The type of neck problems people experience after a whiplash injury> vary greatly and are collectively referred to as Whiplash Associated Disorders (WAD). These problems can range from mild neck stiffness to fracture/dislocation of the neck. Whiplash associated disorders include:
- neck stiffness
- neck pain
- pain in shoulders/arms/upper backheadaches
- double vision
- altered sensations in neck and arms
- weakness in neck and arms
WHAT THE LATEST RESEARCH SAYS ABOUT WAD
- Assuming serious injury such as neck fracture/dislocation has been ruled out a person with WAD can be rest assured that:
- The symptoms are a normal reaction to being hurt but there has been no serious damage. The muscles and joints have been affected but they have a natural ability to restore themselves which is helped by activity.
- Even though symptoms can persist for a while the acute pain will ease off in a few days or weeks, at least to a point where you can get on with your daily activities to some extent.
- Use simple painkillers to control your pain to help increase your activity levels.
- Avoiding daily activities slows recovery. Don’t stay in one position too long, move round before you stiffen up and keep moving!
- Gentle neck exercises are helpful.
- Try not to worry or be frightened of movement or pain. IN this case hurt is not the same as harm.
- Neck collars and rest are unhelpful.
HOW CAN PHYSIO HELP WAD?

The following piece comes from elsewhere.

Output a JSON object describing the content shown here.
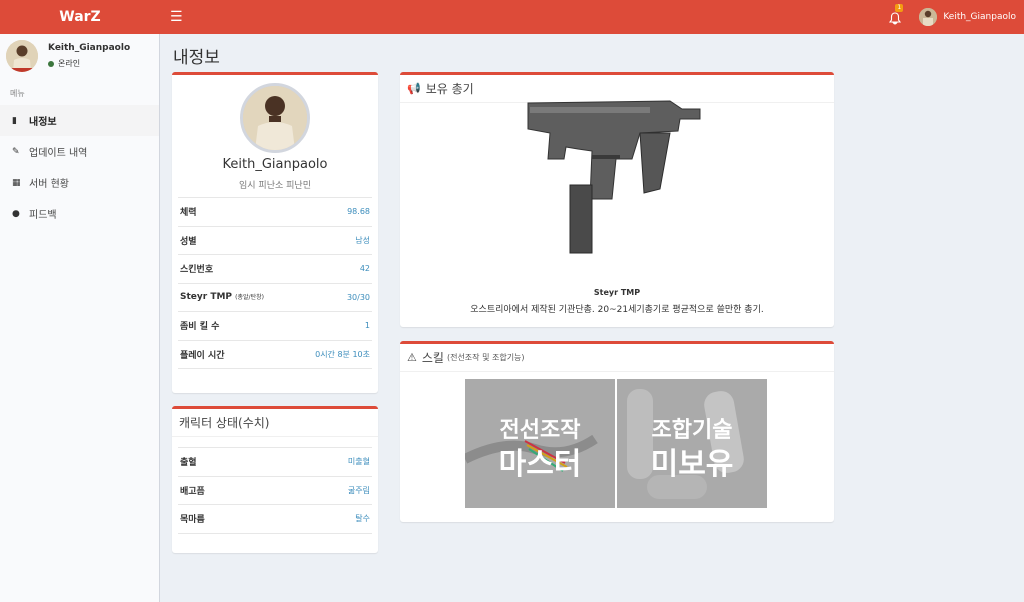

Physiotherapy can help people with WAD provided they do not have the most severe WAD ie: fracture/dislocation of the neck for which urgent medical attention is required. Current research shows that people who carry on with their normal activities improve faster than those who limit their activities. Your physiotherapist can assist you in encouraging and promoting mobility in your neck. Working on mobility decreases the chances of the problem persisting into the long-term. Physiotherapy can help you achieve this by prescribing you with appropriate exercises and progressing these as you improve. Manual techniques may also be used in the early stages to help with mobility of your neck . Your physiotherapist will also advise you about posture as this also plays a role in the path to recovery. WADs are best treated with gentle movement as soon as possible – physiotherapists being movement specialists are here to help you get better as quickly as possible!